Author: Khaled A. Beydoun
Topics: Islamophobia in the United States, Islam, and Politics in the United States
Islamophobia is a term uttered enough to be recognizable, but do we truly understand its scope? Do we understand the breadth of victims it affects across poverty, gender, legal status (often lack of), and race intersections? Islamophobia is defined as a “united state of fear” galvanized by hatemongers and stoked by damaging policies targeting Islam and Muslims, which is fed off of century-old hate in American society.
Beydoun provides a candid and accessible introduction to Islamophobia, describing what it is, how it evolved, and how to combat it, encouraging readers to push beyond the Trump administration’s damaging rhetoric and policies to enact change. Drawing from court cases and news headlines, personal experiences, and lessons from his career as a professor, Beydoun masterfully humanizes those impacted by Islamophobia, encouraging us to read their stories and connect with them beyond mere statistics.
American Islamophobia seamlessly connects the history of anti-muslim hostility and policy to modern Islamophobia proliferating the United States today, aiming to “trace the roots of the system of animus we now call Islamophobia, and provide a lasting narrative that highlights what it actually is, what and where it stems from, and most importantly, who it impacts.” Readers dissect the three dimensions of Islamophobia: private, structural, and dialectical before examining the intersection between this central thesis and concepts such as “Orientalism” and the “Naturalization-Era” court cases involving immigrants seeking citizenship. Beydoun then focuses mainly on the aftermath of 9/11 and the subsequent “war on terror” which placed the fears of terrorism entirely on Islam and Muslim citizens and immigrants. Government actions such as the PATRIOT Act, NSEERS, or the National Security Entry and Exit Registration System are explored in depth, followed by chapter five’s exploration of CVE or Countering Violent Extremists policy. These policies normalized anti-muslim sentiment paving the way for the Trump administration to enact the Muslim Ban, rightly given an in-depth exploration in chapter seven. Beydoun also forms and highlights often overlooked links between the history of Islamophobia and modern movements including Black Lives Matter. “The road ahead is daunting,” Beydoun warns audiences of his lectures and this reading experience, but hopes to encourage those willing to recognize Islamophobia and actively combat it to be vigilant, and offers “the pale consolation that today’s Islamophobia is not entirely new.” By recognizing its roots, we can begin to enact inclusion and understanding for the Muslim and Islamic communities within this country.

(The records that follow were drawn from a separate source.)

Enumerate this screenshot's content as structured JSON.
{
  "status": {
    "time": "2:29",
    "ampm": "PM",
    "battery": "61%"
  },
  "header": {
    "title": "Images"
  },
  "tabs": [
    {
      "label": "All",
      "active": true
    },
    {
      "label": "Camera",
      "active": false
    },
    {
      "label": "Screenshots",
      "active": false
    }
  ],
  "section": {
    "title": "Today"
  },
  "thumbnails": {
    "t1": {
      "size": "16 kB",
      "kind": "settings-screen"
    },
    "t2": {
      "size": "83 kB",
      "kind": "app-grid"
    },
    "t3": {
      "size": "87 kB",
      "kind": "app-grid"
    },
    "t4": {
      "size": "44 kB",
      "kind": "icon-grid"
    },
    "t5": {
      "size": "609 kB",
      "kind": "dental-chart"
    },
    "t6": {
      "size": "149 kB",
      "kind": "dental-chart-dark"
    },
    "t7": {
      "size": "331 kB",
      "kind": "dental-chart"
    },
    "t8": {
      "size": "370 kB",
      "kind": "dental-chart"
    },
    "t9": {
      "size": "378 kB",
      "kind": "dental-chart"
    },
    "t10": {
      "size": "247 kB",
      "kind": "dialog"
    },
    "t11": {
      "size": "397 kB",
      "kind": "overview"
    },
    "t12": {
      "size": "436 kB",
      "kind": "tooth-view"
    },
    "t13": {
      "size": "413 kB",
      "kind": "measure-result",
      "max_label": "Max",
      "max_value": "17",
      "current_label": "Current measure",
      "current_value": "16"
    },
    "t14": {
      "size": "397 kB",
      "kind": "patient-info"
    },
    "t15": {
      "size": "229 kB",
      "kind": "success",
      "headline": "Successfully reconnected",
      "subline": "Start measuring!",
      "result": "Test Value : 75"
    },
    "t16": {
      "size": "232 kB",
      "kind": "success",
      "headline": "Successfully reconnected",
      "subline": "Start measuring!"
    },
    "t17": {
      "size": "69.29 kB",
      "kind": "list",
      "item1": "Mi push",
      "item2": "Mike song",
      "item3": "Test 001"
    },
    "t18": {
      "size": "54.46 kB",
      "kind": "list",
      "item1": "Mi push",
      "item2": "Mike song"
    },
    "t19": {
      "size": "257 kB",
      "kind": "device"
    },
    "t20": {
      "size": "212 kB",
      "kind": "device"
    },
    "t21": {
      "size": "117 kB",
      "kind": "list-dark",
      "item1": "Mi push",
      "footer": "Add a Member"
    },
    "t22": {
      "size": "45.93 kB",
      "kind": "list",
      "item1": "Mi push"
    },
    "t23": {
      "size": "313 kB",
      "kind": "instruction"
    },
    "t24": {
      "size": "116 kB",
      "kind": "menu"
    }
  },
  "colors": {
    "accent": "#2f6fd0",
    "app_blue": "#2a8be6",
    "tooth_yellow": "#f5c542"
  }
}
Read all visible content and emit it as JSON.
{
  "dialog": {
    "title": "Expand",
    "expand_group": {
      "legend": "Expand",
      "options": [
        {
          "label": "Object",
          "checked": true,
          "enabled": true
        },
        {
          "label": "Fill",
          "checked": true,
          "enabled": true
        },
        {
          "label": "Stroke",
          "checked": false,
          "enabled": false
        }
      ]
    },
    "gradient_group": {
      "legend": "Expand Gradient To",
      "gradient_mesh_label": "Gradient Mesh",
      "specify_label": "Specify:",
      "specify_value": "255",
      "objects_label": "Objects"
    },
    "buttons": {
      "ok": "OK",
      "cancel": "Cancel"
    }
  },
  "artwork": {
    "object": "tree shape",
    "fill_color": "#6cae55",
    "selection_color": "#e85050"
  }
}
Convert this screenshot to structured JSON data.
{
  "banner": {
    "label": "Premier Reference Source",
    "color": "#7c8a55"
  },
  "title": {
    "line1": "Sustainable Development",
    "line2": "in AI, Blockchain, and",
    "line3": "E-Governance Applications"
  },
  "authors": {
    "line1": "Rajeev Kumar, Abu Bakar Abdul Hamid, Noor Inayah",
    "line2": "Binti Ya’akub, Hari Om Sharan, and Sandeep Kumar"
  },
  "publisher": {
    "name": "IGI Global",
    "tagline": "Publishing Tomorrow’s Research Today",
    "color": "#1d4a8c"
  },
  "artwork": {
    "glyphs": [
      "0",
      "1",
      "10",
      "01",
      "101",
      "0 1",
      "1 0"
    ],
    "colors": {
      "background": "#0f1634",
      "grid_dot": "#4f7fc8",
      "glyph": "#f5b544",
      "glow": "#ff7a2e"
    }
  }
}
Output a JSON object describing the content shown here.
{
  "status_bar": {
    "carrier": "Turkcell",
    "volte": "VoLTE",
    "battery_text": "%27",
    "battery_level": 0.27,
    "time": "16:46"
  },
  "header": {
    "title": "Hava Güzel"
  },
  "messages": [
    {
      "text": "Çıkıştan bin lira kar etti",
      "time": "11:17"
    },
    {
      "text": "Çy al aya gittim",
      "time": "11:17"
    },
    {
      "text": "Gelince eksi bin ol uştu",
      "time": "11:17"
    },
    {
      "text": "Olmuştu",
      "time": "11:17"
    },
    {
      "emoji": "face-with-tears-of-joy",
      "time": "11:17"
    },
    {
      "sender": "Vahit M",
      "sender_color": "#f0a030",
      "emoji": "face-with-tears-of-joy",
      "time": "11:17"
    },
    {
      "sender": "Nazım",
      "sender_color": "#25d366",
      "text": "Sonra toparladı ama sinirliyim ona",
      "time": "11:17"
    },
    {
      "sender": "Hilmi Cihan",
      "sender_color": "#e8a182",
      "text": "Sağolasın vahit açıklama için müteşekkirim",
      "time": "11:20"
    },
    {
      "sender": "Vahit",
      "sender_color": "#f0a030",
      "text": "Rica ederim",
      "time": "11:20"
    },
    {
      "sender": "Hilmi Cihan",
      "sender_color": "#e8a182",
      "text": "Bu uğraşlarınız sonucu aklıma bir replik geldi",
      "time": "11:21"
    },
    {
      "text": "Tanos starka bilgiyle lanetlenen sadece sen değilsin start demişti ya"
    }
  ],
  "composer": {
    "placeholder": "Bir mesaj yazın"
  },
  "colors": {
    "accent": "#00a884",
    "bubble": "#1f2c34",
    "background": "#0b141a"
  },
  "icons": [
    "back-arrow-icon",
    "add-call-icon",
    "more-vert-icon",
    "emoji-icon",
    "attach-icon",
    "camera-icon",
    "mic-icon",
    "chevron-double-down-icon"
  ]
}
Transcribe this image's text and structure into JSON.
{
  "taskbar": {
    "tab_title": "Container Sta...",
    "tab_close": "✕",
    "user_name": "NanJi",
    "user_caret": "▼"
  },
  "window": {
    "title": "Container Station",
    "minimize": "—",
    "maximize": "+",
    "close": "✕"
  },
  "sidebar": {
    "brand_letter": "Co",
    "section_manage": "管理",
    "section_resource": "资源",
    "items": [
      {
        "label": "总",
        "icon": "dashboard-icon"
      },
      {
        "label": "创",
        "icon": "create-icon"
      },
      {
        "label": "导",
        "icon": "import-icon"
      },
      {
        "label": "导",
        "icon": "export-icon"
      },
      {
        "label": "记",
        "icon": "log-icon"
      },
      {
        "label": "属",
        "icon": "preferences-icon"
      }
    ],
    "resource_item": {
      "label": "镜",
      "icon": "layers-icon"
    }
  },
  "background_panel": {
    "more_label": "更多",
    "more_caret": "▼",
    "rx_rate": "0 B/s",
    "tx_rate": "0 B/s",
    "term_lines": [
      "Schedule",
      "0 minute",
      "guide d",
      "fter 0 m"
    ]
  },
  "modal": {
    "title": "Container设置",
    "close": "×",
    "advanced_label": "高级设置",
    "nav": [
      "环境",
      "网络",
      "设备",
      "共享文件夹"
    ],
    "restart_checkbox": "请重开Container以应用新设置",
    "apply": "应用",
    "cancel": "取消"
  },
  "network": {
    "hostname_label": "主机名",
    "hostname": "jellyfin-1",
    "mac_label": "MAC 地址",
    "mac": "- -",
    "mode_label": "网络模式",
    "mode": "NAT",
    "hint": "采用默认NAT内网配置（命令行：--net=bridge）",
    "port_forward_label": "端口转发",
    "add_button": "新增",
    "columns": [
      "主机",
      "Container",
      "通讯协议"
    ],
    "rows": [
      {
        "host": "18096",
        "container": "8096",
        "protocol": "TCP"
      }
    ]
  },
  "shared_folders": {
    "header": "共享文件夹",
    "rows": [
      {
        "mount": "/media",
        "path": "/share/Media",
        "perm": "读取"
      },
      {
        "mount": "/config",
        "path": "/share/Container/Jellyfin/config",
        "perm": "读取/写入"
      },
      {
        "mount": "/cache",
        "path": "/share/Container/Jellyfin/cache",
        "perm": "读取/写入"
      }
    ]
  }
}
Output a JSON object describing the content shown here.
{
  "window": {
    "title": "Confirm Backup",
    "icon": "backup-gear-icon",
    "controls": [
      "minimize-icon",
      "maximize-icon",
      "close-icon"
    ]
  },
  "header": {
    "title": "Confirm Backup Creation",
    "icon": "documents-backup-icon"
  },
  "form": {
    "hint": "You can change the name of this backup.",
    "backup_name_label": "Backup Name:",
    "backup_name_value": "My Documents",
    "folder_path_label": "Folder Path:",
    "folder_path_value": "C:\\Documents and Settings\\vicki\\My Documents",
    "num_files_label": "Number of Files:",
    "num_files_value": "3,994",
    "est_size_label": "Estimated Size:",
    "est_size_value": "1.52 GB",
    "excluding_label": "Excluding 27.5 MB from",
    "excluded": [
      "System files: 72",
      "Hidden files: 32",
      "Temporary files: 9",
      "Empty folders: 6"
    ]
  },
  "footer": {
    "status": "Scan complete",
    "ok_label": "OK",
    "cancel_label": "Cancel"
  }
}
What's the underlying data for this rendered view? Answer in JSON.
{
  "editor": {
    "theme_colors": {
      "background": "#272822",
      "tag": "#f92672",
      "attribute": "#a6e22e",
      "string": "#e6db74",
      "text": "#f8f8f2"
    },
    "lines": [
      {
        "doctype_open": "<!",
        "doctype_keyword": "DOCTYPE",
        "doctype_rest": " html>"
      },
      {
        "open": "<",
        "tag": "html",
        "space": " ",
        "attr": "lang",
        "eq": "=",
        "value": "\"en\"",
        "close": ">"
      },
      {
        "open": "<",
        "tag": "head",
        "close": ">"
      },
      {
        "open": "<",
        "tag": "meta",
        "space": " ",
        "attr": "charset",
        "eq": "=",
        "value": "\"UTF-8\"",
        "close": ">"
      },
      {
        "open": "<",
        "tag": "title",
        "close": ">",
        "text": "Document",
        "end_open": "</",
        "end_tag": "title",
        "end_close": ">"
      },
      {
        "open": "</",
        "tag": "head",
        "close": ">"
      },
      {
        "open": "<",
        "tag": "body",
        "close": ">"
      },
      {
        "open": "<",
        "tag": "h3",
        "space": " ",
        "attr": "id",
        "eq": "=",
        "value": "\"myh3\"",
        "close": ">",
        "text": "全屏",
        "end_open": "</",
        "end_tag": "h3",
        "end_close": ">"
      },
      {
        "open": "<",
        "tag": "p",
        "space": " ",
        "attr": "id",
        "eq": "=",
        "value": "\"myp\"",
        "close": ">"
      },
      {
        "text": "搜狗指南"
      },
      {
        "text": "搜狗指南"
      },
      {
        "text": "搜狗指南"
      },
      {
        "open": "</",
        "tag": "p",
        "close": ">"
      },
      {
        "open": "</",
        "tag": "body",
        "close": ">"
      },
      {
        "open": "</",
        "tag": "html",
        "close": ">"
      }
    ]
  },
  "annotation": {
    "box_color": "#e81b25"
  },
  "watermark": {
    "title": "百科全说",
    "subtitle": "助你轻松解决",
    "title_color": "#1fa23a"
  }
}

You’ll Love This Book If
If you’re seeking a well-informed handbook illustrating the history of Islamophobia and documenting this “definitive juncture in our country’s history” where we recognize its significance and impact, then this book is for you.
This book contains graphic descriptions of violence, hate crimes, and murders about Islamophobia.